The Benefits Of Being Unsigned

Jake Isaac

Before we begin, I’d like to start off by quickly acknowledging that there are two sides to every coin! In many situations in this music journey there are pros and cons. I suppose this little write-up is simply a bit of insight into my own observations and experience on my journey and how I learnt to focus on the benefits of my situation and all it’s possibilities rather than the opposite.

I’ve been a full-time singer/songwriter for about 5 years now and some of the first few things I had to learn and embrace really quickly were:

Maximise your time…There will always be someone out there working harder than you.

Never see what you do in comparison to others on your level, rather see the best in the business as your bench mark.

You’re not just building a musical career, you’re building a business. Develop a plan and do your best to stick to it.

Learn when and how to rest.

My reason for mentioning the above is simply so that you have some sort of context for what I’m about to share with you and also so that you know where my head’s been at over the past few years as I’ve developed on my journey.

So here’s how we’ll do this… I’ll list out a few generic points, I’ll firstly give the negative points of a situation but then highlight the positives- hopefully it will all make sense and possibly even be of some help by the end!

Money

OK so this probably has to be THE biggest factor of them all when it comes to being unsigned, hence I figured it might be a good place to start.

Cons: Unless you’ve had time to work loads beforehand and save up a substantial amount specifically to invest into the development of your career it can be hard. The reality is we need money for everything; from getting the music made, mixed and mastered all the way through to marketing, getting to gigs, promotion, design, travel and a plethora of other very important factors. Most of all, TO LIVE! Let’s face it, if you have little or no money and you’re starting a career or even trying to sustain some form of momentum in your career, money is the deal breaker (unless some sort of major investor or label do actually come along and are willing to take a cheeky gamble). Even if you are working a job part time it still means that the investment of time and energy into music is sacrificed. Money helps, and without it things can be very hard.

Pros: Just because things are hard, doesn’t mean they’re impossible. “Pay now, play later” something my Mrs used to say quite a bit, particularly when we were saving money and sacrificing the little things in the early days. At one point I used to work a part tome job in Starbucks 3 days a week to pay the bills and give me a little bit to save.  What it did was make me focus twice as hard on my music in the time that I did have! It was almost like it drove me to be so focused because I knew I really didn’t want to make coffees for the rest of my life on Croydon high street*, especially because I’d set out to do this music thing.
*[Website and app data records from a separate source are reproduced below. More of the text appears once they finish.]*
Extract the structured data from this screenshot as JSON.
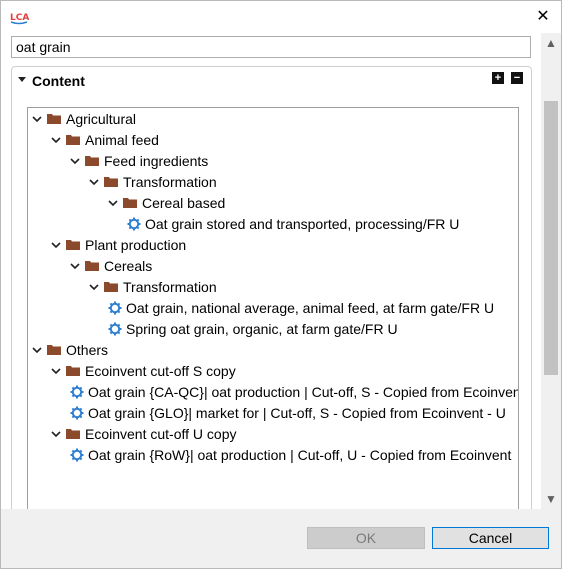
{
  "window": {
    "app_icon": "lca-logo-icon",
    "close_symbol": "✕"
  },
  "search": {
    "value": "oat grain"
  },
  "section": {
    "title": "Content",
    "expand_all": "+",
    "collapse_all": "−"
  },
  "tree": [
    {
      "level": 0,
      "expanded": true,
      "type": "folder",
      "label": "Agricultural"
    },
    {
      "level": 1,
      "expanded": true,
      "type": "folder",
      "label": "Animal feed"
    },
    {
      "level": 2,
      "expanded": true,
      "type": "folder",
      "label": "Feed ingredients"
    },
    {
      "level": 3,
      "expanded": true,
      "type": "folder",
      "label": "Transformation"
    },
    {
      "level": 4,
      "expanded": true,
      "type": "folder",
      "label": "Cereal based"
    },
    {
      "level": 5,
      "expanded": false,
      "type": "process",
      "label": "Oat grain stored and transported, processing/FR U"
    },
    {
      "level": 1,
      "expanded": true,
      "type": "folder",
      "label": "Plant production"
    },
    {
      "level": 2,
      "expanded": true,
      "type": "folder",
      "label": "Cereals"
    },
    {
      "level": 3,
      "expanded": true,
      "type": "folder",
      "label": "Transformation"
    },
    {
      "level": 4,
      "expanded": false,
      "type": "process",
      "label": "Oat grain, national average, animal feed, at farm gate/FR U"
    },
    {
      "level": 4,
      "expanded": false,
      "type": "process",
      "label": "Spring oat grain, organic, at farm gate/FR U"
    },
    {
      "level": 0,
      "expanded": true,
      "type": "folder",
      "label": "Others"
    },
    {
      "level": 1,
      "expanded": true,
      "type": "folder",
      "label": "Ecoinvent cut-off S copy"
    },
    {
      "level": 2,
      "expanded": false,
      "type": "process",
      "label": "Oat grain {CA-QC}| oat production | Cut-off, S - Copied from Ecoinvent"
    },
    {
      "level": 2,
      "expanded": false,
      "type": "process",
      "label": "Oat grain {GLO}| market for | Cut-off, S - Copied from Ecoinvent - U"
    },
    {
      "level": 1,
      "expanded": true,
      "type": "folder",
      "label": "Ecoinvent cut-off U copy"
    },
    {
      "level": 2,
      "expanded": false,
      "type": "process",
      "label": "Oat grain {RoW}| oat production | Cut-off, U - Copied from Ecoinvent"
    }
  ],
  "buttons": {
    "ok": "OK",
    "cancel": "Cancel"
  },
  "colors": {
    "folder": "#8b4a2c",
    "process_gear": "#2f7fd1",
    "focus_border": "#0078d7"
  }
}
*If you work in Croydon Starbucks I TOTALLY did not mean any offence!

I tell ya what…at this point lets hold it there…some of the other points i wanted to go into included :

– Experience
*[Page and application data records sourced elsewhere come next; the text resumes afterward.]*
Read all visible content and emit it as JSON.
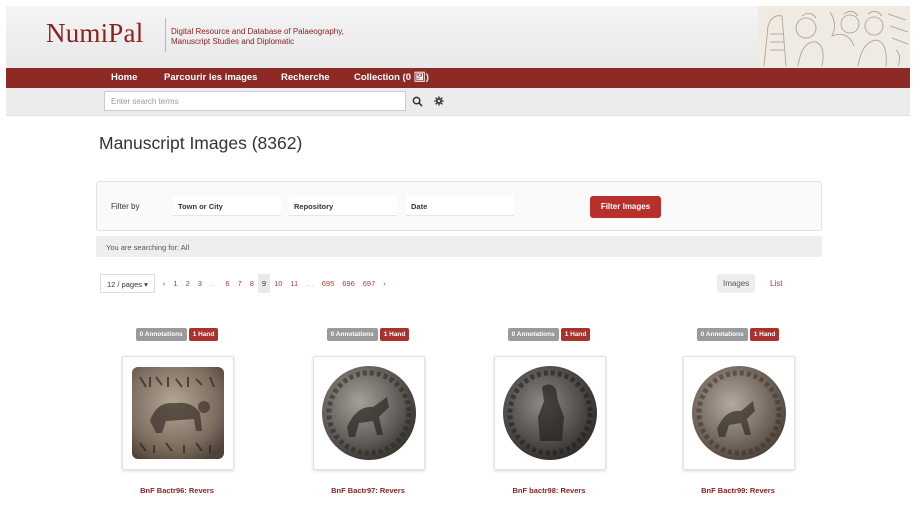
{
  "header": {
    "logo": "NumiPal",
    "tagline_line1": "Digital Resource and Database of Palaeography,",
    "tagline_line2": "Manuscript Studies and Diplomatic"
  },
  "nav": {
    "items": [
      "Home",
      "Parcourir les images",
      "Recherche",
      "Collection (0 🖼)"
    ]
  },
  "search": {
    "placeholder": "Enter search terms",
    "search_icon": "search-icon",
    "settings_icon": "gear-icon"
  },
  "page_title": "Manuscript Images (8362)",
  "filter": {
    "label": "Filter by",
    "fields": [
      "Town or City",
      "Repository",
      "Date"
    ],
    "button": "Filter Images"
  },
  "search_status": "You are searching for: All",
  "pagination": {
    "per_page": "12 / pages ▾",
    "prev": "‹",
    "pages": [
      "1",
      "2",
      "3",
      "…",
      "6",
      "7",
      "8",
      "9",
      "10",
      "11",
      "…",
      "695",
      "696",
      "697"
    ],
    "active_page": "9",
    "next": "›"
  },
  "view": {
    "images": "Images",
    "list": "List"
  },
  "cards": [
    {
      "annotations": "0 Annotations",
      "hand": "1 Hand",
      "caption": "BnF Bactr96: Revers"
    },
    {
      "annotations": "0 Annotations",
      "hand": "1 Hand",
      "caption": "BnF Bactr97: Revers"
    },
    {
      "annotations": "0 Annotations",
      "hand": "1 Hand",
      "caption": "BnF bactr98: Revers"
    },
    {
      "annotations": "0 Annotations",
      "hand": "1 Hand",
      "caption": "BnF Bactr99: Revers"
    }
  ],
  "colors": {
    "brand": "#8d2a25",
    "button": "#b8302c",
    "link": "#a4403b"
  }
}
– Management

– Network/Contact

– Marketing

– Knowledge

– Gigs

If you found this little bit that I’ve written so far at all helpful, and would like me to keep this whole mini-blogthing going, do let the champs @Bespoke know and I’ll get my act together and make a lil thing of it!…Wanna say a massive thank you to the Bespoke gang for having me 😉

, , , , , , , , , ,
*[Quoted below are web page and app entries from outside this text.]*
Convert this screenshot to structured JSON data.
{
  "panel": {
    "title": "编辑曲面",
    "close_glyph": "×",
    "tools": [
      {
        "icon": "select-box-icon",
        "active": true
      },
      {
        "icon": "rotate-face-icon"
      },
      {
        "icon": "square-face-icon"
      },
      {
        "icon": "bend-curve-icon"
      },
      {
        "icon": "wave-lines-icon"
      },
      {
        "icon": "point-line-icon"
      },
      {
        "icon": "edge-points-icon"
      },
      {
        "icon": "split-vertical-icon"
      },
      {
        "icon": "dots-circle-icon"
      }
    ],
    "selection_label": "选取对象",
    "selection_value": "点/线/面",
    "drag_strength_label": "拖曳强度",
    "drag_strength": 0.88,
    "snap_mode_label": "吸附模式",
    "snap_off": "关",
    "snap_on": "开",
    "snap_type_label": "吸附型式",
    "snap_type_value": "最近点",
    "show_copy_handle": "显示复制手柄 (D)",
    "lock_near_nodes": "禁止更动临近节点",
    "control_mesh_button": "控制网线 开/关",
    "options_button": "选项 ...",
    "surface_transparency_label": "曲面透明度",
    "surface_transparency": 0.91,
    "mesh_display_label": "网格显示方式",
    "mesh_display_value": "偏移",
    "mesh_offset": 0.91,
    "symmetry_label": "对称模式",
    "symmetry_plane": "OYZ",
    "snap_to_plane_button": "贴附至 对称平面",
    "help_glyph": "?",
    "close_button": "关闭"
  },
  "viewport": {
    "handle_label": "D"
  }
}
Jake Isaac

Jake is a London based singer-songwriter, his debut album 'Our Lives' was released under Universal in 2017. He's supported Elton John (as well as being signed to his management company- Rocket), Ella Eyre & Paloma Faith among others. His hits include 'Long Road' and 'Waiting Here' and is described as an "Enigmatic and soulful voice combined with strong song-writing heritage more than holding his own in a Pop world"

Leave a Reply